> Exercise requirements: How many lines of these entries hold the string "color"? Answer with the number alone.

> Data extract:
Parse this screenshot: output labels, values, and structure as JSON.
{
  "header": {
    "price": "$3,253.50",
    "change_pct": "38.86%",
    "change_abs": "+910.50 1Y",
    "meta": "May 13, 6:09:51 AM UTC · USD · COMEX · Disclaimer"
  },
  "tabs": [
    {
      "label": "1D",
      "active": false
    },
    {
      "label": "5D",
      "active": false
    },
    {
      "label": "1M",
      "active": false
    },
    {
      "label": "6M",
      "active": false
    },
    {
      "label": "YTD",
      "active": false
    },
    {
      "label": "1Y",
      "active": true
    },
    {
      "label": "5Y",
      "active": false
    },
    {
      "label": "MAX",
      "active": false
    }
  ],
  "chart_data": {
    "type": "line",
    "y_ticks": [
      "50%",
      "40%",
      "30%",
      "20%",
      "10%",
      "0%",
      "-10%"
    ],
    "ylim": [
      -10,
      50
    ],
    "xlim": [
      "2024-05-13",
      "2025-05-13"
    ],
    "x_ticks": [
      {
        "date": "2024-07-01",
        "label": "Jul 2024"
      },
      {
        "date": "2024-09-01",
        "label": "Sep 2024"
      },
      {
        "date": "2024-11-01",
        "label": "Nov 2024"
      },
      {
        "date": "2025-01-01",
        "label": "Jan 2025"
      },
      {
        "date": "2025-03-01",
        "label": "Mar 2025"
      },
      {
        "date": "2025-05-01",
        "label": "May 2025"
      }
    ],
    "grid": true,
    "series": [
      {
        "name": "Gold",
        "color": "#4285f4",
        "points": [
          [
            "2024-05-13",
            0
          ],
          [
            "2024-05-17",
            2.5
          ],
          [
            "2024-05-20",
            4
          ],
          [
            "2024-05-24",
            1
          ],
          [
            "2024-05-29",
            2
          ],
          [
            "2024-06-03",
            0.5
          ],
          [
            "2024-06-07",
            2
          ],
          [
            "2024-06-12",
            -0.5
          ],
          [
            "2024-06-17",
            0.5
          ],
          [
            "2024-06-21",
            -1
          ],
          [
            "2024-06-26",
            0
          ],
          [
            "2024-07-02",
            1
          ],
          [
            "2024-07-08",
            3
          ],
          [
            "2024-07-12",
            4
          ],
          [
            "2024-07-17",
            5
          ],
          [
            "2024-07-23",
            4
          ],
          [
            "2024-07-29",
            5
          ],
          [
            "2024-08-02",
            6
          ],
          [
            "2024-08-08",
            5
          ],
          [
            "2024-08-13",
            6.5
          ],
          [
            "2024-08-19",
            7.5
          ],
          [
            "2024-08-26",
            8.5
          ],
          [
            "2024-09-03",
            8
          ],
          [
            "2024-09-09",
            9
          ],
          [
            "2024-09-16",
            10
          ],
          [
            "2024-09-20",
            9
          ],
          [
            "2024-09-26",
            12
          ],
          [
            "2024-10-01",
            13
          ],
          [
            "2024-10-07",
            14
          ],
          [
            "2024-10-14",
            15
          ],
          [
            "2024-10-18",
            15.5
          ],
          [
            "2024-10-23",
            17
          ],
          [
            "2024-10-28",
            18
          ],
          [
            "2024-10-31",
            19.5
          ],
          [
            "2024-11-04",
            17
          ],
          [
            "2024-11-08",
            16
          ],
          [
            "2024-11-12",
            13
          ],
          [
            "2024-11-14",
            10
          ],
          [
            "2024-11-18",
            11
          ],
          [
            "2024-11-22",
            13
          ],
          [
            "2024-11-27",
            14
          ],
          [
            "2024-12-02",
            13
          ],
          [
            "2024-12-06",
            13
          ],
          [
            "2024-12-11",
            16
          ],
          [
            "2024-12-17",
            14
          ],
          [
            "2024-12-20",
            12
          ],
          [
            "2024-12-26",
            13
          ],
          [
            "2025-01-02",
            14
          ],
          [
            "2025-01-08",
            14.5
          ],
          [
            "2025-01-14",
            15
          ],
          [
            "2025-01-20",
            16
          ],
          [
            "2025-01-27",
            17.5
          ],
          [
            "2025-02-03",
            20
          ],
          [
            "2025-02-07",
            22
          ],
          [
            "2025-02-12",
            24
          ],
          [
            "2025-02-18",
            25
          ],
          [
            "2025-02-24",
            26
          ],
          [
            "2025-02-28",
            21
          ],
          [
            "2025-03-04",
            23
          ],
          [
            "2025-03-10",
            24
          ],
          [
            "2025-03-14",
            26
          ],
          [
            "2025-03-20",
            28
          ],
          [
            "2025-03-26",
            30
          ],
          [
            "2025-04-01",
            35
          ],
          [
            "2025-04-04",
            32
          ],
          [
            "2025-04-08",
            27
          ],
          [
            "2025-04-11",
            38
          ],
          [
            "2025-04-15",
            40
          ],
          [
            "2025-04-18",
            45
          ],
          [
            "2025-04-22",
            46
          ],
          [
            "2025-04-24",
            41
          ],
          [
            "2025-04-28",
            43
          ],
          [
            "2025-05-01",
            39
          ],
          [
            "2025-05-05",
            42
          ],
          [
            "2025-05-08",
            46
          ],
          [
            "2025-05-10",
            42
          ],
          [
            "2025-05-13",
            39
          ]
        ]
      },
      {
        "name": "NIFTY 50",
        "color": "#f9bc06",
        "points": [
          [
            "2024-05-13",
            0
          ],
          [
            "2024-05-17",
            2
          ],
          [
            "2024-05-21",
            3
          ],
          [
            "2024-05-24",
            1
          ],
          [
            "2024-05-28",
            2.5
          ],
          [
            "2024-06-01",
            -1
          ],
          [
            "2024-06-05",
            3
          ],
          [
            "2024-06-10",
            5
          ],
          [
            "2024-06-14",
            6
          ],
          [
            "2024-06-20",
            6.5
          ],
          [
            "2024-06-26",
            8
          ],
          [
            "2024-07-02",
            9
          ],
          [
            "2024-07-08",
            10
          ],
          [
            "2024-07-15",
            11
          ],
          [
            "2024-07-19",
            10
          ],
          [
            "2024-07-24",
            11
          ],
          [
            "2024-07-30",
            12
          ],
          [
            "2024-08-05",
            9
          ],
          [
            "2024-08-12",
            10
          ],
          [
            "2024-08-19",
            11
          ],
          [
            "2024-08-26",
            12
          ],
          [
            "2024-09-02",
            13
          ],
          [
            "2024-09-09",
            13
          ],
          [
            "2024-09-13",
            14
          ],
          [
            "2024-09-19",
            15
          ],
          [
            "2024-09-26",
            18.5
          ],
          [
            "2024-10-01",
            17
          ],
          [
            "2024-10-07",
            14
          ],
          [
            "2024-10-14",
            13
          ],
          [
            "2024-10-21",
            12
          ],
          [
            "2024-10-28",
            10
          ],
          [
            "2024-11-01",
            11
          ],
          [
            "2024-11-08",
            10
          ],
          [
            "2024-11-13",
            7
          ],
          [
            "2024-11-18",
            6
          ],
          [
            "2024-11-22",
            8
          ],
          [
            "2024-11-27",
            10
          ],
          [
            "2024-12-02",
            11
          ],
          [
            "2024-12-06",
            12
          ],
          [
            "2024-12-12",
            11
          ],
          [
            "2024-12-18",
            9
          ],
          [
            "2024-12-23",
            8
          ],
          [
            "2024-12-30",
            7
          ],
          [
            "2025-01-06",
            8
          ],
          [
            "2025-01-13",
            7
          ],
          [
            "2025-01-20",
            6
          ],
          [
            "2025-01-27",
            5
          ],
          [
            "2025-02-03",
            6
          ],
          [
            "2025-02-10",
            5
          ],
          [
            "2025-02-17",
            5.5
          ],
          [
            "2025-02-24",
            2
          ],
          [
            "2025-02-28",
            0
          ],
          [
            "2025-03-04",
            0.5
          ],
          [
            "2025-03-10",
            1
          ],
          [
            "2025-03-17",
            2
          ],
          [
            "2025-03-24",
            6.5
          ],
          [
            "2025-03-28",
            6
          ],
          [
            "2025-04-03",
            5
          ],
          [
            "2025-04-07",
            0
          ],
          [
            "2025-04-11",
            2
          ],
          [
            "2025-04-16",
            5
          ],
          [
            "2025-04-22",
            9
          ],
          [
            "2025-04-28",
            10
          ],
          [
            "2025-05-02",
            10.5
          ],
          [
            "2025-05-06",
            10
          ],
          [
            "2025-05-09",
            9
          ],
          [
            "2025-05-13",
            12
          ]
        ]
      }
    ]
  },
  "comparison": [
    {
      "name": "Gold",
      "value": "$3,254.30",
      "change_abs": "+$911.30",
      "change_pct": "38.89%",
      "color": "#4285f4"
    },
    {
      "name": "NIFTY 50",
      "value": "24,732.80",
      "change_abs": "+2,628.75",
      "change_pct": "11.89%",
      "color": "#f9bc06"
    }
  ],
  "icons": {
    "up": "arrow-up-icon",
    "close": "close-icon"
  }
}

> Solution to the exercise: 4